Court: United States District Court for the Southern District of Florida, Miami Division
Case Name: Incardone v. Royal Carribean Cruises, Ltd.
Citation: 2018 U.S. Dist. LEXIS 209109
The plaintiffs, passengers of a cruise line, sought compensation alleging they sustained psychological injuries when their cruise on the defendant’s ship faced a windstorm caused by hurricane-force winds. The plaintiffs claimed that the defendant had negligently and recklessly sailed the cruise into the path of the storm despite weather forecasts warning of the danger. The defendant argued that the storm was an unexpected “Act of God”, and that maritime law could not be used to recover the stand-alone emotional distress damages claimed by the plaintiffs.
The plaintiffs hired a weather expert to support their case. The expert opined that the crew of the ship navigated a route which would have taken them directly through the worst part of the storm based on the weather forecasts available to them at the time. The defendants filed this current motion to exclude the weather expert’s opinion.
The Weather Expert Witness

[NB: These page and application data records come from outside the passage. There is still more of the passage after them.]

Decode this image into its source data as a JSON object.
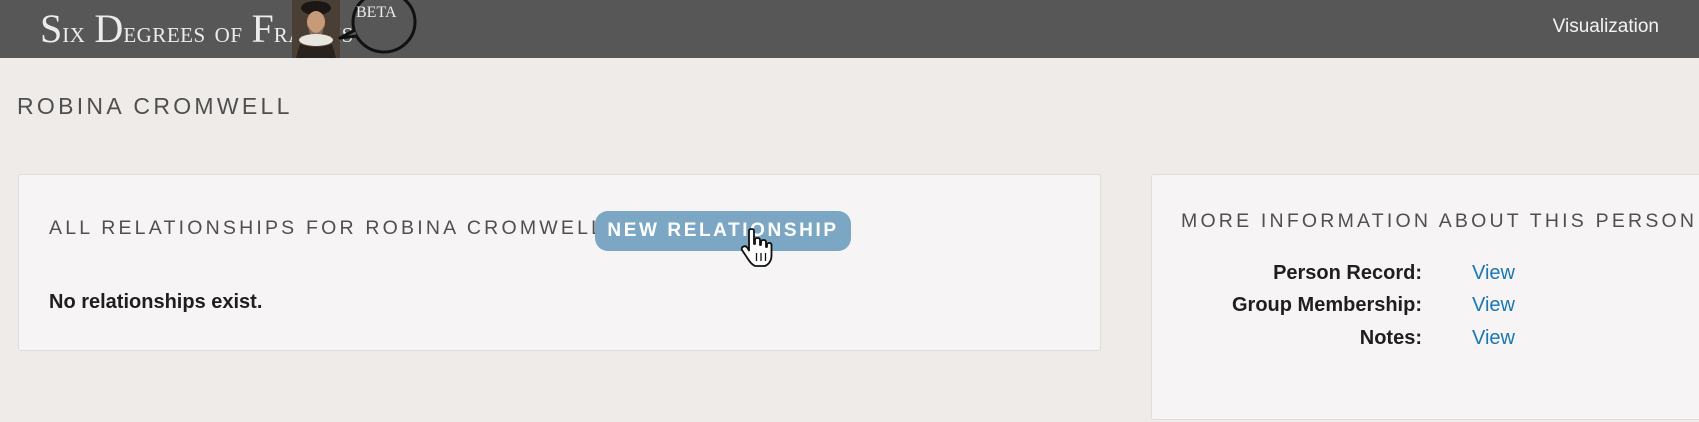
{
  "header": {
    "brand": {
      "six_initial": "S",
      "six_rest": "IX",
      "degrees_initial": "D",
      "degrees_rest": "EGREES",
      "of": "OF",
      "francis_initial": "F",
      "francis_rest": "RANCIS",
      "beta_initial": "B",
      "beta_rest": "ETA"
    },
    "nav": {
      "visualization": "Visualization"
    }
  },
  "page": {
    "title": "ROBINA CROMWELL"
  },
  "relationships_panel": {
    "heading": "ALL RELATIONSHIPS FOR ROBINA CROMWELL",
    "new_button": "NEW RELATIONSHIP",
    "empty_message": "No relationships exist."
  },
  "info_panel": {
    "heading": "MORE INFORMATION ABOUT THIS PERSON",
    "rows": [
      {
        "label": "Person Record:",
        "link": "View"
      },
      {
        "label": "Group Membership:",
        "link": "View"
      },
      {
        "label": "Notes:",
        "link": "View"
      }
    ]
  },
  "colors": {
    "topbar": "#575757",
    "background": "#eeebe8",
    "button": "#7ca7c4",
    "link": "#1a77b3"
  }
}
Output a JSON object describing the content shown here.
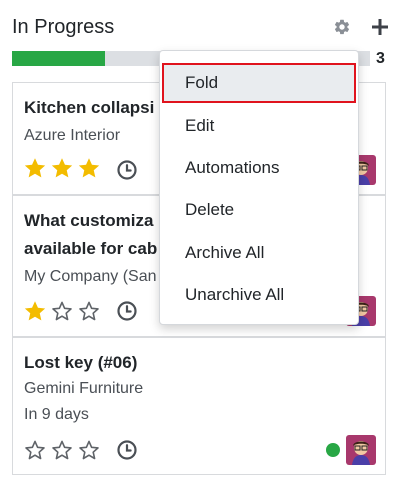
{
  "column": {
    "title": "In Progress",
    "count": "3",
    "progress_fraction": 0.26
  },
  "colors": {
    "progress_green": "#28a745",
    "star_gold": "#f3bc00",
    "star_empty_stroke": "#5f6368",
    "status_green": "#28a745",
    "menu_highlight_border": "#e0131d"
  },
  "icons": {
    "settings": "gear-icon",
    "add": "plus-icon",
    "activity": "clock-icon",
    "rating_filled": "star-filled-icon",
    "rating_empty": "star-empty-icon"
  },
  "cards": [
    {
      "title": "Kitchen collapsi",
      "customer": "Azure Interior",
      "stars": 3
    },
    {
      "title_line1": "What customiza",
      "title_line2": "available for cab",
      "customer": "My Company (San",
      "stars": 1
    },
    {
      "title": "Lost key (#06)",
      "customer": "Gemini Furniture",
      "deadline": "In 9 days",
      "stars": 0
    }
  ],
  "menu": {
    "items": [
      {
        "label": "Fold"
      },
      {
        "label": "Edit"
      },
      {
        "label": "Automations"
      },
      {
        "label": "Delete"
      },
      {
        "label": "Archive All"
      },
      {
        "label": "Unarchive All"
      }
    ]
  }
}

The plaintiff weather expert witness was a professor in the department of atmospheric sciences at the University of Miami. The weather expert specialized in hurricanes, tornadoes, and tropical meteorology. The weather expert also had extensive experience using computer modeling of weather phenomena to understand the physical processes that occur in the atmosphere. He completed his undergraduate and graduate studies at Harvard University and held research positions at multiple universities. The weather expert performed substantial research on the dynamics of the formation and intensification of hurricanes. He also has experience investigating convection dynamics in tropical areas and the fluid dynamics of tornadoes.
The weather expert’s report primarily discussed the weather forecasts available to the crew of the ship and the expected weather conditions along the planned route.The expert opined on the crew’s conduct while interpreting the weather forecasts available to them both before and during the voyage. The expert testified that the planned route of the ship would have taken it directly through the storm’s worst part. He further testified that it was clear from the handwritten notes of the crew that they had misinterpreted the forecast information and could have taken an alternative route.
The defendant argued that the weather expert’s testimony was inadmissible because he was unqualified to opine on the subject of maritime navigation. The defendant further argued that the methodology that the expert used to form his opinions was unreliable, as it was based only on weather reports and forecasts that the plaintiffs’ counsel provided.
The court agreed that the weather expert was not qualified to offer opinions about maritime navigation on the basis of his expertise in atmospheric sciences. Thus, his statements were liable to be excluded, noting that “the proffered expert must be an expert in the subject matter that he proposes to testify about,” citing Umana-Fowler v. NCL (Bahamas) Ltd.
The court held that the expert’s weather-based testimony regarding the interpretation of weather reports, forecasts, and storm predictions along with his opinion regarding the impact of the storm on the ship met the Daubert threshold. The court further noted that the weather expert relied on proper methodology by basing his opinions on graphical ocean weather forecasts along with the defendant’s documents which included the cruise’s logbook and graphical weather forecasts produced by the National Centers for Environmental Information.
The defendant’s motion to exclude the testimony of the plaintiff’s weather expert witness was granted in part and denied in part.